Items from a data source

• • • • • • •

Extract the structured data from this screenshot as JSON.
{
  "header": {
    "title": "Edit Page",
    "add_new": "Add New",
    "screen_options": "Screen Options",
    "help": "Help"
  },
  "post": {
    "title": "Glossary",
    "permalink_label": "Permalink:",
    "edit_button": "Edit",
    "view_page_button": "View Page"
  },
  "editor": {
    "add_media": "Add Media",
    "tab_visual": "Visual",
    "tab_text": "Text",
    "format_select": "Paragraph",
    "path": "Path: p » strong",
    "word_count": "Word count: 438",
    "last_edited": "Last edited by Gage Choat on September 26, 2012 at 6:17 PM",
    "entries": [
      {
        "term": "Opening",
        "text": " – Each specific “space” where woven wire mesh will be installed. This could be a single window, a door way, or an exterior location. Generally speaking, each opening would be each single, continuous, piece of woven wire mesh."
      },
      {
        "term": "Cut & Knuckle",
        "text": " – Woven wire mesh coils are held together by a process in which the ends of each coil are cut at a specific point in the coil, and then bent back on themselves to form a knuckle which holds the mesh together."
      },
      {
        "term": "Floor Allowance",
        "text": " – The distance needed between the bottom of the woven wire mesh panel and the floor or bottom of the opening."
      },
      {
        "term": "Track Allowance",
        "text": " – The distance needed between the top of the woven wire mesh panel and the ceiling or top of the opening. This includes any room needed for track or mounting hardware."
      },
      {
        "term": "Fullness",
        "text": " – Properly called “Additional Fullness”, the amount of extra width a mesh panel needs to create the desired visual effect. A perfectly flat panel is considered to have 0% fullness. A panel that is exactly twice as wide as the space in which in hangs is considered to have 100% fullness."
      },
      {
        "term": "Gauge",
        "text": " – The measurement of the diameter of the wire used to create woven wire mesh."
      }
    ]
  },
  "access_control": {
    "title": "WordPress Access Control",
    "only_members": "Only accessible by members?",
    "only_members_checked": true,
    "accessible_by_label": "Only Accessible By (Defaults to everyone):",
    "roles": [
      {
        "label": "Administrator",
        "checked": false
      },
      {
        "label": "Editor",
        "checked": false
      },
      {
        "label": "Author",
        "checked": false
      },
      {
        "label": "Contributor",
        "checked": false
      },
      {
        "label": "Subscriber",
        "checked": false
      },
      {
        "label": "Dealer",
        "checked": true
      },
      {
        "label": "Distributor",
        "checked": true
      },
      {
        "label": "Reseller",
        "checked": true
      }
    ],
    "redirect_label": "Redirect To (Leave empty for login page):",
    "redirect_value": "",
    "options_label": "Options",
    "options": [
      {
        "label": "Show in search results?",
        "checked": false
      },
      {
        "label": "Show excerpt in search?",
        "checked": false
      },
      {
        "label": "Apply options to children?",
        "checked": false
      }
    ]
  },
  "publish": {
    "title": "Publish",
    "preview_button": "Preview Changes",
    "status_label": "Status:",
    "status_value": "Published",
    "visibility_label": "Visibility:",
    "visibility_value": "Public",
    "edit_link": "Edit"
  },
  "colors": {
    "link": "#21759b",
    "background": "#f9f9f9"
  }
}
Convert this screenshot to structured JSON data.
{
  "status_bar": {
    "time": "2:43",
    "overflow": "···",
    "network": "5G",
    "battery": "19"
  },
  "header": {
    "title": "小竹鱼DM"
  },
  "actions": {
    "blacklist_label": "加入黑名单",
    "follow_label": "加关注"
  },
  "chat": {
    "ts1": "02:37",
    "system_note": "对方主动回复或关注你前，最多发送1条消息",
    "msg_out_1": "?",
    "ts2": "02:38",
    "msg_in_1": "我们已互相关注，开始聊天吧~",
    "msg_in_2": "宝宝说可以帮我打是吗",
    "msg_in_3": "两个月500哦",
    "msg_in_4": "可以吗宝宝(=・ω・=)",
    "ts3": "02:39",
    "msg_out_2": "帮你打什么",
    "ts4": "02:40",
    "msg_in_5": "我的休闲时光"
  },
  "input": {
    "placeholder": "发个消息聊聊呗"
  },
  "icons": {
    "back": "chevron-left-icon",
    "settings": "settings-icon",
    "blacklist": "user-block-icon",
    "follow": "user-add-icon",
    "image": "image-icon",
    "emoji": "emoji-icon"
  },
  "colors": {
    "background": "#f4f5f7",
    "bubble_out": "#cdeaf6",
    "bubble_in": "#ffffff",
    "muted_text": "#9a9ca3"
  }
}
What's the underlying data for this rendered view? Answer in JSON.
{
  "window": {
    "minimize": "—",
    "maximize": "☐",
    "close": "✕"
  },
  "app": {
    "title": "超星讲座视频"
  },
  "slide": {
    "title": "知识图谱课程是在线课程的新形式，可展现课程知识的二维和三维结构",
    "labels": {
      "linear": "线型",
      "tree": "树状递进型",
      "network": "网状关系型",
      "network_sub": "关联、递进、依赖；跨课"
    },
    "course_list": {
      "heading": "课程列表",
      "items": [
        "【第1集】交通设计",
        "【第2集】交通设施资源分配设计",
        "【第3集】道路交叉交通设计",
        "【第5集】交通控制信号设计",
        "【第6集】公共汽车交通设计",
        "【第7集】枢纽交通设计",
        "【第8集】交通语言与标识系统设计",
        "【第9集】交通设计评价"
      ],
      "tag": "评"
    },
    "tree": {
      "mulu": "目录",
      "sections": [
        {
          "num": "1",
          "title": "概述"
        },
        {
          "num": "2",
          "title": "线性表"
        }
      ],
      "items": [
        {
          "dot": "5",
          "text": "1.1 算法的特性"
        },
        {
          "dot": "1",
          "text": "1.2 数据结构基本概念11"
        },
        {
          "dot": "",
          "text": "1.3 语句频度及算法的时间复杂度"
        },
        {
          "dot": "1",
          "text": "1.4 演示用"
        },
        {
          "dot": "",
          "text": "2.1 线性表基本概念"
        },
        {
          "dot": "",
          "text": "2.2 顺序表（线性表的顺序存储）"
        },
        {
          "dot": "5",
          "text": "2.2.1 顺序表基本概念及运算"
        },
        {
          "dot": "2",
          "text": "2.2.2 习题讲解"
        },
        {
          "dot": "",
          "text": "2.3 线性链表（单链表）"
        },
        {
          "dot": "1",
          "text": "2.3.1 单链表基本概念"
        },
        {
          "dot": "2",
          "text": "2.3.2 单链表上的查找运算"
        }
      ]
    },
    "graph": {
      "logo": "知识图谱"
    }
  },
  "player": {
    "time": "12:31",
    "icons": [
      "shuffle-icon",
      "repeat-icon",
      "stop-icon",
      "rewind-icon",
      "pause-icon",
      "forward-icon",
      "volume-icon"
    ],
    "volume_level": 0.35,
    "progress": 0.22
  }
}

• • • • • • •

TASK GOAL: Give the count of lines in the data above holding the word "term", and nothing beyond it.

WRITTEN RESPONSE: 6